Tesla Motors Model S

Tesla Motors' (NASDAQ:TSLA) success on the stock market has been a boon to early investors in the public company. Ironically, it's also helped some of the companies targeting Tesla's alternative fuels market.

Before it went public, Tesla sold 10% of the company to Daimler AG (NASDAQOTH:DDAIY) and 2.5% to Toyota Motor (NYSE:TM). All told, those investments resulted in profits of well over $1 billion, some of which is now being used to build Tesla's next rival.

Daimler and Toyota's Tesla Motors profits
Both Daimler and Toyota played key roles in making Tesla Motors the company it is today. Musk himself credited Daimler's timely $50 million investment in 2009 as a key to the company's early survival. And Toyota's $50 million investment when the company went public, along with a supply agreement for the Rav4 EV, gave investors confidence to believe in the company. The financial impact for both companies was substantial..

Company 

Date Shares Acquired

Amount Invested

Value at Sale

Date of Sale

Daimler

May 2009 

$50 million 

$830 million

October 2014

Toyota Motor

July 2010

$50 million 

$692 million*

October 2014

Data sources: Wall Street Journal, Tesla Motors, CleanTechnica.com. *Value at last known date of Toyota's ownership.

Amazingly, each company made a bigger profit from Tesla Motors than Tesla Motors has ever made itself -- even though neither company seemed keen on being a long-term partner for the electric-vehicle upstart.

TSLA Net Income (TTM) Chart

TSLA Net Income (TTM) data by YCharts.

Toyota decided not to renew its Rav4 EV supply deal, and Daimler is winding down its reliance on Tesla as it builds out its own battery capacity in Germany. They've both moved on to their own alternative fuel plans, taking Tesla profits with them. 

Building competitors of the future
Daimler and Toyota aren't just sitting still with their profits from the Tesla Motors investment. Daimler recently said that half of its annual R&D budget, or about $1.65 billion, goes to CO2 reductions, including fuel cells and electric-vehicle investments. It's conceivable that the profit Daimler made on Tesla was enough to pay for a year or more of EV research.  

Within the Daimler family, the move beyond fossil fuels is happening quickly. It's well known that Mercedes-Benz is introducing electric vehicles, but it's also launching an energy storage business, just like Tesla Motors did. The product was recently launched, and with 2.5 kWh and 5.9 kWh models, it's going after the same residential and commercial customers Tesla is with its energy storage plans.  

Daimler also has an electric vehicle called the Denza EV in China, made with partner BYD. It's been busy investing in non-fossil-fuel vehicles, and Tesla Motors happened to help make those investments possible.  

Toyota is taking a little different route, developing hydrogen fuel cell vehicles.

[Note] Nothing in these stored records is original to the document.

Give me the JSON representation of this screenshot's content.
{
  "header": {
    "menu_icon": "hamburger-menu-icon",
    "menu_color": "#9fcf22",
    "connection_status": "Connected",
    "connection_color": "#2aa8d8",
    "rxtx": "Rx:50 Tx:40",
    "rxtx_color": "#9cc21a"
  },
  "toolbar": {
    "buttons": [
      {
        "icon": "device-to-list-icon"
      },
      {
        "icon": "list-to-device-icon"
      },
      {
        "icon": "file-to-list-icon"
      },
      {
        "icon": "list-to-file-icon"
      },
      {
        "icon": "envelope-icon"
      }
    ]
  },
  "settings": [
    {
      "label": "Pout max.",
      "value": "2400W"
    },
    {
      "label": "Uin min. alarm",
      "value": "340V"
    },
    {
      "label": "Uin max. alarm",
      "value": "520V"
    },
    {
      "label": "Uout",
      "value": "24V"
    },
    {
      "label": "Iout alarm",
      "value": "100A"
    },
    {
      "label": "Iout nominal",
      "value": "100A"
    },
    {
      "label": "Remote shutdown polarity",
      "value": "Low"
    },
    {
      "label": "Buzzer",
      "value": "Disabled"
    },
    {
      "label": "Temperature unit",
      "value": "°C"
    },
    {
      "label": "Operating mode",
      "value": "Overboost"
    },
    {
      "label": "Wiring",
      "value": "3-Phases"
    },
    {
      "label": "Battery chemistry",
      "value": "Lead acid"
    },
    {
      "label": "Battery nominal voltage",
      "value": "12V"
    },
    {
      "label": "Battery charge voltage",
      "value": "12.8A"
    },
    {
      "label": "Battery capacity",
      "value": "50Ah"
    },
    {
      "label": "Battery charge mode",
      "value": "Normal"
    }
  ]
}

It's launching the Mirai in the U.S. later this year and has its sights set on slowly growing out the hydrogen infrastructure in Japan and the U.S.

The argument Toyota uses for hydrogen over electricity is that electric vehicles have inherent negatives like long recharge times and heavy weight that can be offset in a hydrogen fuel cell vehicle with the same performance (both are driven by electric motors). Time will tell if Toyota is making the right bet, but it's interesting that it made so much money from its Tesla investment and then went in the opposite direction with its own development. 

Making millions off Tesla Motors
There's often a lot of collaboration in the auto industry, but in this case, Tesla Motors working with Daimler and Toyota resulted in large profits for its two investors and helped build competitors' EV business as well. If either, or both, manufacturers end up beating Tesla Motors at the electric vehicle game, it would be an ironic twist of fate in the auto industry.

Travis Hoium has no position in any stocks mentioned. The Motley Fool owns shares of and recommends Tesla Motors. Try any of our Foolish newsletter services free for 30 days. We Fools may not all hold the same opinions, but we all believe that considering a diverse range of insights makes us better investors. The Motley Fool has a disclosure policy.